• **The problem**: Every line of the records that contains "Example" should be tallied, and only the resulting number returned.

• **Extracted records**:
——
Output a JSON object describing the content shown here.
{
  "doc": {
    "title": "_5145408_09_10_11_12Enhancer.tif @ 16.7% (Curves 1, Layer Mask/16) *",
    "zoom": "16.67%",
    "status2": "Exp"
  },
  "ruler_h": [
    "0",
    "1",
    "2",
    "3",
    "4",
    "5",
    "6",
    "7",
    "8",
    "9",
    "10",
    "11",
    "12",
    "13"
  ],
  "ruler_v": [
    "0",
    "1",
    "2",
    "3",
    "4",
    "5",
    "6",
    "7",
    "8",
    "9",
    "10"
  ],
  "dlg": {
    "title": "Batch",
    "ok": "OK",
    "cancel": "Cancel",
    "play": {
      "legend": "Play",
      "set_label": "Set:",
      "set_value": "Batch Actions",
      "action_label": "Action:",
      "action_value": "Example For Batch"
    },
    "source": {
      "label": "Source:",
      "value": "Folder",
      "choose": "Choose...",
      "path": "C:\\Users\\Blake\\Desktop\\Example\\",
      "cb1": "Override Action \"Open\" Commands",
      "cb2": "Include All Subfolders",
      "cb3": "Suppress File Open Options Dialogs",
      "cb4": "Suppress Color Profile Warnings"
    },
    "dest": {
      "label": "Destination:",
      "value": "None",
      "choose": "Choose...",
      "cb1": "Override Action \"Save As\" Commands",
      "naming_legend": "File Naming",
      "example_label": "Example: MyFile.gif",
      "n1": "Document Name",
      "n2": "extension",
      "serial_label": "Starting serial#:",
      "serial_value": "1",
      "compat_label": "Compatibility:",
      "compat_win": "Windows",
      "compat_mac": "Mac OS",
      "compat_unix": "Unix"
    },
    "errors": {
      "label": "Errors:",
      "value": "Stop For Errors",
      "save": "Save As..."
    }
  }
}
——
• **Response to the task**: 3